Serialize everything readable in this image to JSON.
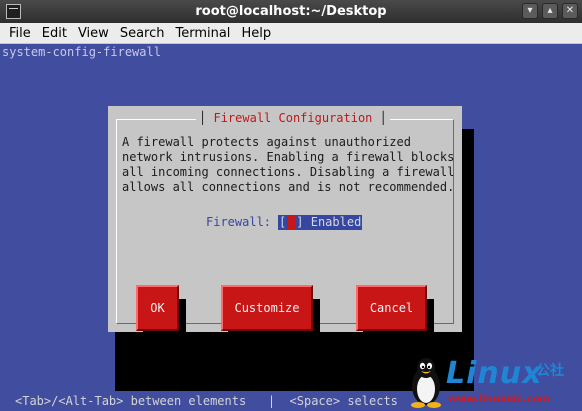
{
  "window": {
    "title": "root@localhost:~/Desktop",
    "minimize_glyph": "▾",
    "maximize_glyph": "▴",
    "close_glyph": "✕"
  },
  "menu": {
    "items": [
      "File",
      "Edit",
      "View",
      "Search",
      "Terminal",
      "Help"
    ]
  },
  "terminal": {
    "command": "system-config-firewall"
  },
  "dialog": {
    "title": "Firewall Configuration",
    "title_bar_left": "│",
    "title_bar_right": "│",
    "message": "A firewall protects against unauthorized\nnetwork intrusions. Enabling a firewall blocks\nall incoming connections. Disabling a firewall\nallows all connections and is not recommended.",
    "firewall_label": "Firewall:",
    "checkbox_open": "[",
    "checkbox_close": "]",
    "firewall_state": "Enabled",
    "buttons": {
      "ok": "OK",
      "customize": "Customize",
      "cancel": "Cancel"
    }
  },
  "status_bar": {
    "text": "<Tab>/<Alt-Tab> between elements   |  <Space> selects"
  },
  "watermark": {
    "brand": "Linux",
    "cn_line1": "公社",
    "url": "www.linuxidc.com"
  },
  "colors": {
    "terminal_bg": "#414d9e",
    "dialog_bg": "#c6c6c6",
    "button_red": "#c81616",
    "title_red": "#c01818"
  }
}
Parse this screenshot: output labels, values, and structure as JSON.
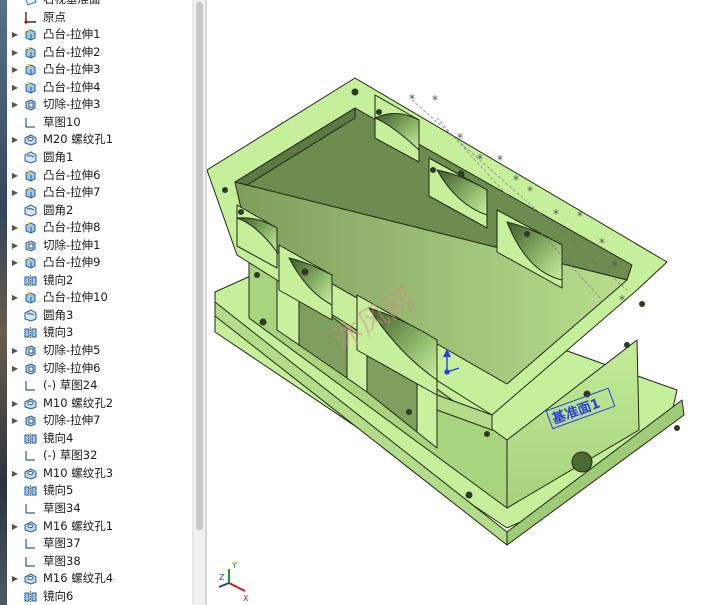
{
  "feature_tree": {
    "items": [
      {
        "label": "右视基准面",
        "icon": "plane-icon",
        "expandable": false
      },
      {
        "label": "原点",
        "icon": "origin-icon",
        "expandable": false
      },
      {
        "label": "凸台-拉伸1",
        "icon": "boss-extrude-icon",
        "expandable": true
      },
      {
        "label": "凸台-拉伸2",
        "icon": "boss-extrude-icon",
        "expandable": true
      },
      {
        "label": "凸台-拉伸3",
        "icon": "boss-extrude-icon",
        "expandable": true
      },
      {
        "label": "凸台-拉伸4",
        "icon": "boss-extrude-icon",
        "expandable": true
      },
      {
        "label": "切除-拉伸3",
        "icon": "cut-extrude-icon",
        "expandable": true
      },
      {
        "label": "草图10",
        "icon": "sketch-icon",
        "expandable": false
      },
      {
        "label": "M20 螺纹孔1",
        "icon": "hole-wizard-icon",
        "expandable": true
      },
      {
        "label": "圆角1",
        "icon": "fillet-icon",
        "expandable": false
      },
      {
        "label": "凸台-拉伸6",
        "icon": "boss-extrude-icon",
        "expandable": true
      },
      {
        "label": "凸台-拉伸7",
        "icon": "boss-extrude-icon",
        "expandable": true
      },
      {
        "label": "圆角2",
        "icon": "fillet-icon",
        "expandable": false
      },
      {
        "label": "凸台-拉伸8",
        "icon": "boss-extrude-icon",
        "expandable": true
      },
      {
        "label": "切除-拉伸1",
        "icon": "cut-extrude-icon",
        "expandable": true
      },
      {
        "label": "凸台-拉伸9",
        "icon": "boss-extrude-icon",
        "expandable": true
      },
      {
        "label": "镜向2",
        "icon": "mirror-icon",
        "expandable": false
      },
      {
        "label": "凸台-拉伸10",
        "icon": "boss-extrude-icon",
        "expandable": true
      },
      {
        "label": "圆角3",
        "icon": "fillet-icon",
        "expandable": false
      },
      {
        "label": "镜向3",
        "icon": "mirror-icon",
        "expandable": false
      },
      {
        "label": "切除-拉伸5",
        "icon": "cut-extrude-icon",
        "expandable": true
      },
      {
        "label": "切除-拉伸6",
        "icon": "cut-extrude-icon",
        "expandable": true
      },
      {
        "label": "(-) 草图24",
        "icon": "sketch-icon",
        "expandable": false
      },
      {
        "label": "M10 螺纹孔2",
        "icon": "hole-wizard-icon",
        "expandable": true
      },
      {
        "label": "切除-拉伸7",
        "icon": "cut-extrude-icon",
        "expandable": true
      },
      {
        "label": "镜向4",
        "icon": "mirror-icon",
        "expandable": false
      },
      {
        "label": "(-) 草图32",
        "icon": "sketch-icon",
        "expandable": false
      },
      {
        "label": "M10 螺纹孔3",
        "icon": "hole-wizard-icon",
        "expandable": true
      },
      {
        "label": "镜向5",
        "icon": "mirror-icon",
        "expandable": false
      },
      {
        "label": "草图34",
        "icon": "sketch-icon",
        "expandable": false
      },
      {
        "label": "M16 螺纹孔1",
        "icon": "hole-wizard-icon",
        "expandable": true
      },
      {
        "label": "草图37",
        "icon": "sketch-icon",
        "expandable": false
      },
      {
        "label": "草图38",
        "icon": "sketch-icon",
        "expandable": false
      },
      {
        "label": "M16 螺纹孔4",
        "icon": "hole-wizard-icon",
        "expandable": true
      },
      {
        "label": "镜向6",
        "icon": "mirror-icon",
        "expandable": false
      }
    ]
  },
  "viewport": {
    "plane_label": "基准面1",
    "watermark": "沐风网",
    "triad": {
      "x": "X",
      "y": "Y",
      "z": "Z"
    },
    "colors": {
      "body": "#c6ef9c",
      "body_dark": "#a9d582",
      "body_shadow": "#8fbf6a",
      "inner": "#7fa05c",
      "edge": "#1e2a14",
      "plane": "#2b3fd8",
      "watermark": "#d88a8a"
    }
  }
}
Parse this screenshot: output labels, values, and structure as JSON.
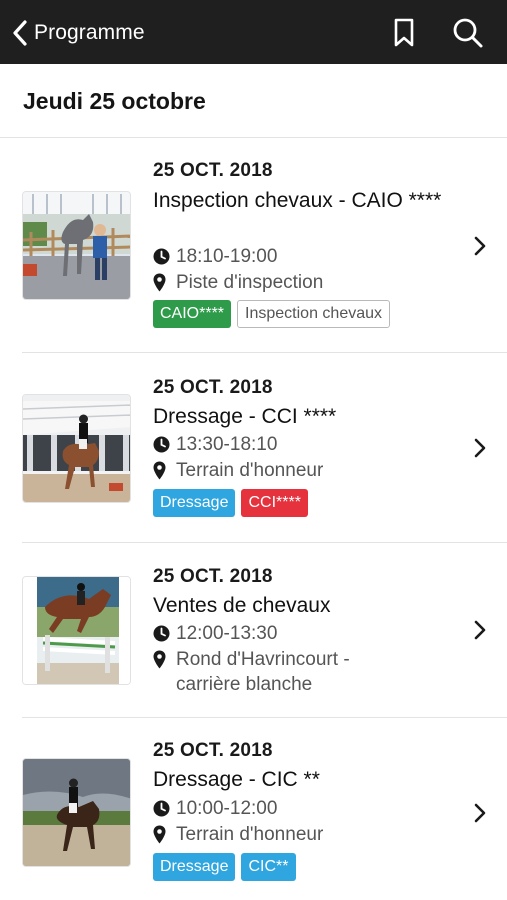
{
  "nav": {
    "back_label": "Programme",
    "icons": [
      "back-chevron-icon",
      "bookmark-icon",
      "search-icon"
    ],
    "bg_color": "#1f1f1f"
  },
  "date_header": {
    "title": "Jeudi 25 octobre"
  },
  "events": [
    {
      "date": "25 OCT. 2018",
      "title": "Inspection chevaux - CAIO ****",
      "time": "18:10-19:00",
      "location": "Piste d'inspection",
      "tags": [
        {
          "label": "CAIO****",
          "color": "#2e9b4a",
          "style": "filled"
        },
        {
          "label": "Inspection chevaux",
          "color": "#ffffff",
          "style": "outline"
        }
      ],
      "image": "horse-inspection-photo"
    },
    {
      "date": "25 OCT. 2018",
      "title": "Dressage - CCI ****",
      "time": "13:30-18:10",
      "location": "Terrain d'honneur",
      "tags": [
        {
          "label": "Dressage",
          "color": "#2fa6df",
          "style": "filled"
        },
        {
          "label": "CCI****",
          "color": "#e5323d",
          "style": "filled"
        }
      ],
      "image": "dressage-arena-photo"
    },
    {
      "date": "25 OCT. 2018",
      "title": "Ventes de chevaux",
      "time": "12:00-13:30",
      "location": "Rond d'Havrincourt - carrière blanche",
      "tags": [],
      "image": "show-jumping-photo"
    },
    {
      "date": "25 OCT. 2018",
      "title": "Dressage - CIC **",
      "time": "10:00-12:00",
      "location": "Terrain d'honneur",
      "tags": [
        {
          "label": "Dressage",
          "color": "#2fa6df",
          "style": "filled"
        },
        {
          "label": "CIC**",
          "color": "#2fa6df",
          "style": "filled"
        }
      ],
      "image": "dressage-outdoor-photo"
    }
  ]
}
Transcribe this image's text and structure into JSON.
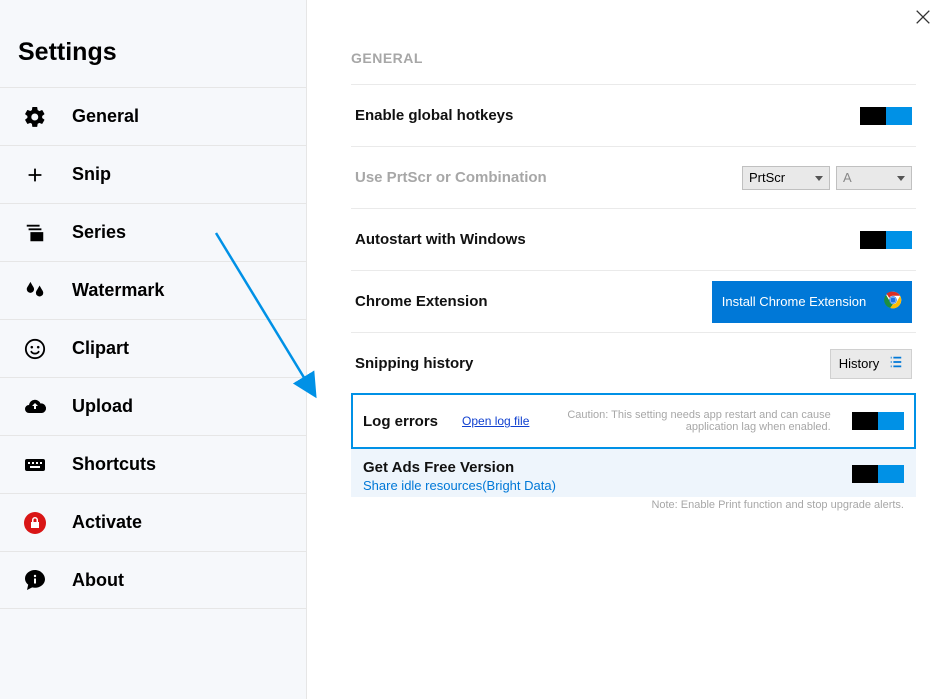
{
  "sidebar": {
    "title": "Settings",
    "items": [
      {
        "label": "General",
        "icon": "gear-icon"
      },
      {
        "label": "Snip",
        "icon": "plus-icon"
      },
      {
        "label": "Series",
        "icon": "stack-icon"
      },
      {
        "label": "Watermark",
        "icon": "drops-icon"
      },
      {
        "label": "Clipart",
        "icon": "smile-icon"
      },
      {
        "label": "Upload",
        "icon": "cloud-icon"
      },
      {
        "label": "Shortcuts",
        "icon": "keyboard-icon"
      },
      {
        "label": "Activate",
        "icon": "lock-icon"
      },
      {
        "label": "About",
        "icon": "chat-icon"
      }
    ]
  },
  "main": {
    "section_header": "GENERAL",
    "settings": {
      "hotkeys": {
        "label": "Enable global hotkeys"
      },
      "prtscr": {
        "label": "Use PrtScr or Combination",
        "select1": "PrtScr",
        "select2": "A"
      },
      "autostart": {
        "label": "Autostart with Windows"
      },
      "chrome": {
        "label": "Chrome Extension",
        "button": "Install Chrome Extension"
      },
      "history": {
        "label": "Snipping history",
        "button": "History"
      },
      "log": {
        "label": "Log errors",
        "link": "Open log file",
        "caution": "Caution: This setting needs app restart and can cause application lag when enabled."
      },
      "ads": {
        "label": "Get Ads Free Version",
        "sublabel": "Share idle resources(Bright Data)",
        "note": "Note: Enable Print function and stop upgrade alerts."
      }
    }
  }
}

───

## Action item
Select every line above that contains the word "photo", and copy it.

## Response
      "image": "horse-inspection-photo"
      "image": "dressage-arena-photo"
      "image": "show-jumping-photo"
      "image": "dressage-outdoor-photo"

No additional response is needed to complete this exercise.